AB - BACKGROUND: Cystic echinococcosis is a neglected zoonotic infection that is distributed worldwide and prioritised by WHO for control efforts. The burden of human cystic echinococcosis is poorly understood in most endemic regions, including eastern Europe. We aimed to estimate the prevalence of abdominal cystic echinococcosis in rural areas of Bulgaria, Romania, and Turkey.METHODS: We did a cross-sectional ultrasound-based survey that recruited volunteers from 50 villages in rural areas of Bulgaria, Romania, and Turkey. These villages were in provinces with annual hospital incidence of cystic echinococcosis within the mid-range for the respective countries. All people who attended a session were allowed to participate if they agreed to be screened. Abdominal ultrasound screening sessions were hosted in public community structures such as community halls, primary health-care centres, schools, and mosques. Lesions were classified using an adapted WHO classification. We reported the prevalence of abdominal cystic echinococcosis adjusted by sex and age through direct standardisation, using the country's rural population as a reference.FINDINGS: From July 1, 2014, to Aug 3, 2015, 24 693 individuals presented to screening sessions and 24 687 underwent ultrasound screening. We excluded a further six indivduals due to missing data, leaving 24 681 people in our analysis. Abdominal cystic echinococcosis was detected in 31 of 8602 people screened in Bulgaria, 35 of 7461 screened in Romania, and 53 of 8618 screened in Turkey. The age and sex adjusted prevalence of abdominal cystic echinococcosis was 0·41% (95% CI 0·29-0·58) in Bulgaria, 0·41% (0·26-0·65) in Romania, and 0·59% (0·19-1·85) in Turkey. Active cysts were found in people of all ages, including children, and in all investigated provinces.INTERPRETATION: Our results provide population-based estimates of the prevalence of abdominal cystic echinococcosis. These findings should be useful to support the planning of cost-effective interventions, supporting the WHO roadmap for cystic echinococcosis control.FUNDING: European Union Seventh Framework Programme.

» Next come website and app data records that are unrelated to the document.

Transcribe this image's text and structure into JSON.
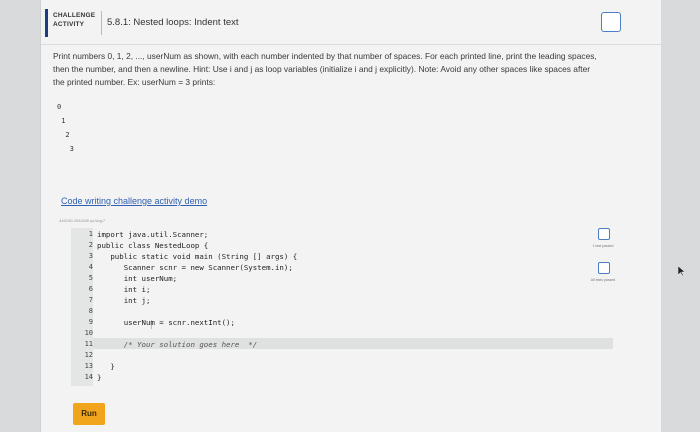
{
  "header": {
    "badge_line1": "CHALLENGE",
    "badge_line2": "ACTIVITY",
    "title": "5.8.1: Nested loops: Indent text"
  },
  "instructions": "Print numbers 0, 1, 2, ..., userNum as shown, with each number indented by that number of spaces. For each printed line, print the leading spaces, then the number, and then a newline. Hint: Use i and j as loop variables (initialize i and j explicitly). Note: Avoid any other spaces like spaces after the printed number. Ex: userNum = 3 prints:",
  "example_output": [
    "0",
    " 1",
    "  2",
    "   3"
  ],
  "demo_link": "Code writing challenge activity demo",
  "activity_id": "446160.2842840.qx3zqy7",
  "code": {
    "line_numbers": [
      "1",
      "2",
      "3",
      "4",
      "5",
      "6",
      "7",
      "8",
      "9",
      "10",
      "11",
      "12",
      "13",
      "14"
    ],
    "lines": [
      "import java.util.Scanner;",
      "public class NestedLoop {",
      "   public static void main (String [] args) {",
      "      Scanner scnr = new Scanner(System.in);",
      "      int userNum;",
      "      int i;",
      "      int j;",
      "",
      "      userNum = scnr.nextInt();",
      "",
      "      /* Your solution goes here  */",
      "",
      "   }",
      "}"
    ]
  },
  "run_label": "Run",
  "status": {
    "test1": "1 test passed",
    "test2": "All tests passed"
  },
  "colors": {
    "accent": "#1b3e7d",
    "run_button": "#f0a51c",
    "link": "#2f5fb0",
    "check_box": "#4c7dc8"
  }
}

KW - Abdomen/diagnostic imaging

KW - Animals

KW - Bulgaria/epidemiology

KW - Cross-Sectional Studies

KW - Echinococcosis/diagnostic imaging

KW - Female

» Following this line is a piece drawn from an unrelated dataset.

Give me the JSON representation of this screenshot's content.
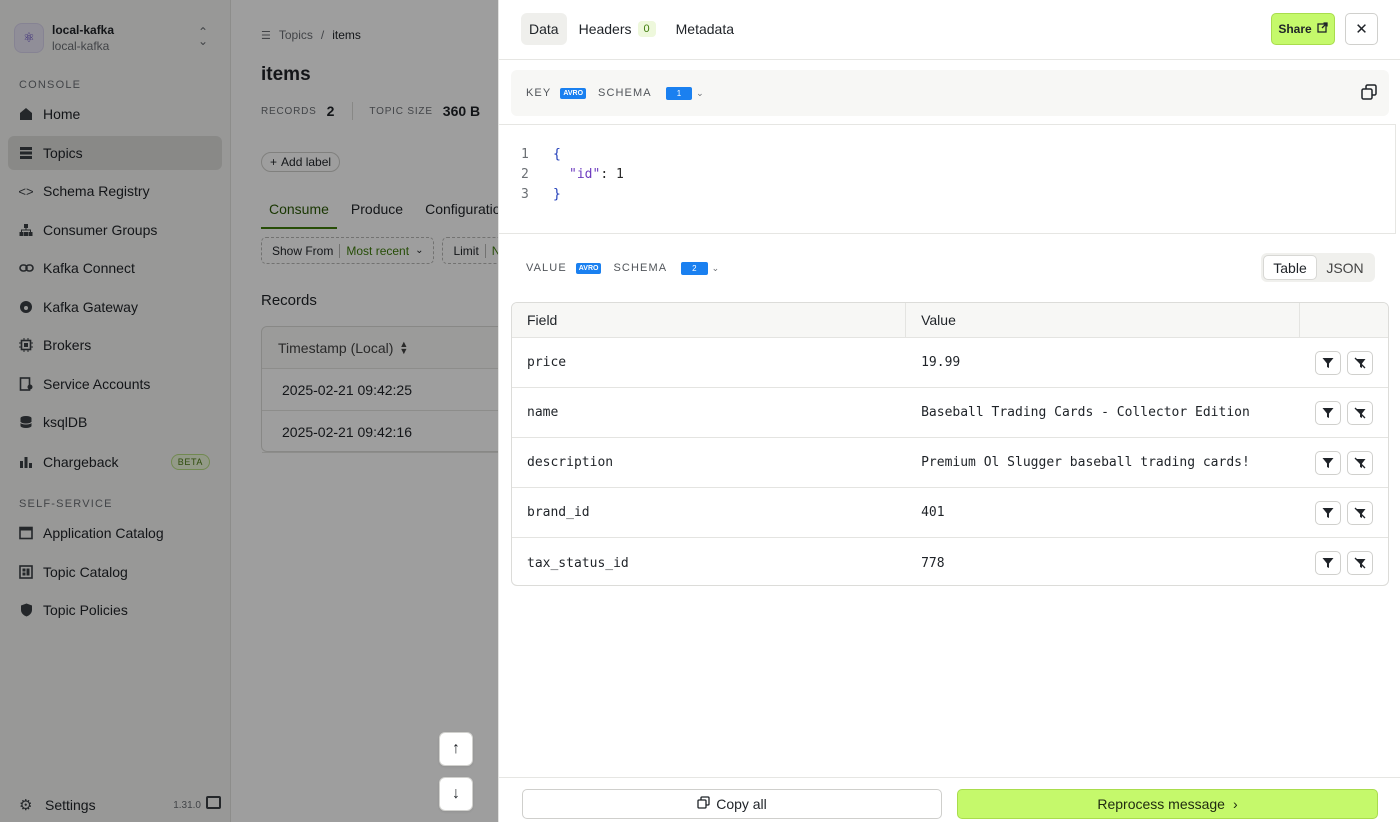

KW - Humans

KW - Incidence

KW - Male

KW - Population Surveillance

KW - Prevalence

KW - Romania/epidemiology

KW - Rural Population/statistics & numerical data

KW - Turkey/epidemiology

KW - Ultrasonography

KW - Zoonoses/epidemiology

U2 - 10.1016/S1473-3099(18)30221-4

DO - 10.1016/S1473-3099(18)30221-4

M3 - Article

VL - 18

SP - 769

EP - 778

JO - The Lancet Infectious Diseases

JF - The Lancet Infectious Diseases

SN - 1473-3099

IS - 7

ER -